■ **PROBLEM DESCRIPTION**:
What is the count of lines in the records that include "Accessories"? Reply with that number alone.

■ **TASK MATERIAL**:
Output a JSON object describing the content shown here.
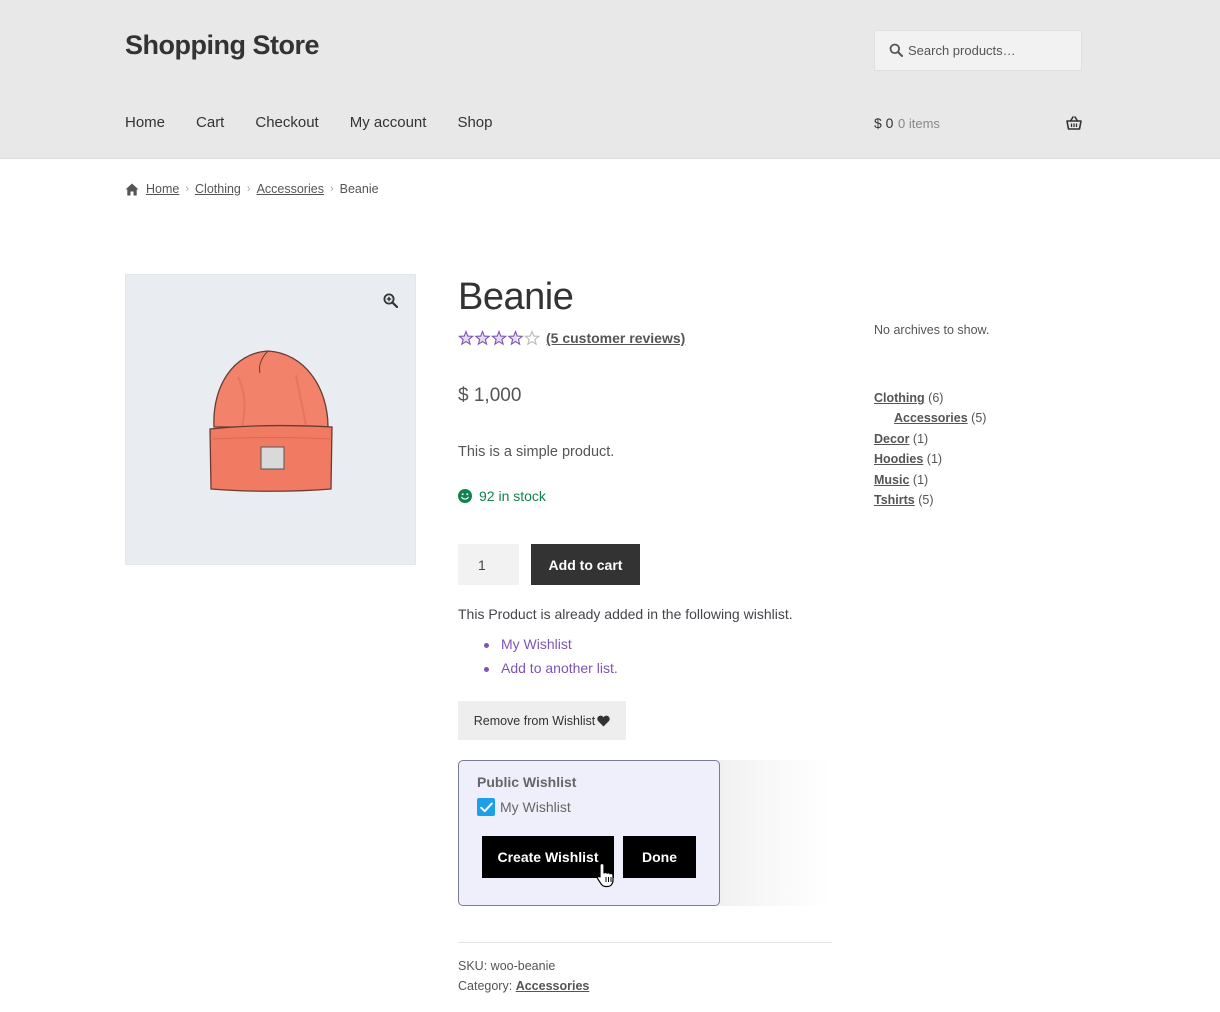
{
  "header": {
    "site_title": "Shopping Store",
    "search_placeholder": "Search products…",
    "nav": [
      "Home",
      "Cart",
      "Checkout",
      "My account",
      "Shop"
    ],
    "cart_total": "$ 0",
    "cart_count": "0 items"
  },
  "breadcrumb": {
    "items": [
      "Home",
      "Clothing",
      "Accessories"
    ],
    "current": "Beanie"
  },
  "product": {
    "title": "Beanie",
    "rating": 3.6,
    "rating_max": 5,
    "reviews_label": "(5 customer reviews)",
    "price": "$ 1,000",
    "short_description": "This is a simple product.",
    "stock": "92 in stock",
    "quantity": "1",
    "add_to_cart_label": "Add to cart",
    "sku_label": "SKU:",
    "sku": "woo-beanie",
    "category_label": "Category:",
    "category": "Accessories"
  },
  "wishlist": {
    "note": "This Product is already added in the following wishlist.",
    "links": [
      "My Wishlist",
      "Add to another list."
    ],
    "remove_label": "Remove from Wishlist",
    "popup": {
      "title": "Public Wishlist",
      "checkbox_label": "My Wishlist",
      "checked": true,
      "create_label": "Create Wishlist",
      "done_label": "Done"
    }
  },
  "sidebar": {
    "no_archives": "No archives to show.",
    "categories": [
      {
        "name": "Clothing",
        "count": "(6)",
        "child": false
      },
      {
        "name": "Accessories",
        "count": "(5)",
        "child": true
      },
      {
        "name": "Decor",
        "count": "(1)",
        "child": false
      },
      {
        "name": "Hoodies",
        "count": "(1)",
        "child": false
      },
      {
        "name": "Music",
        "count": "(1)",
        "child": false
      },
      {
        "name": "Tshirts",
        "count": "(5)",
        "child": false
      }
    ]
  },
  "colors": {
    "header_bg": "#e8e8e8",
    "button_dark": "#333333",
    "wishlist_link": "#7f54b3",
    "stock_green": "#0f834d",
    "checkbox_blue": "#1ea0e8",
    "popup_bg": "#efeffb"
  },
  "icons": [
    "search-icon",
    "basket-icon",
    "home-icon",
    "zoom-icon",
    "star-icon",
    "smile-icon",
    "heart-icon",
    "check-icon",
    "cursor-icon"
  ]
}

■ **COMPLETED TASK**:
3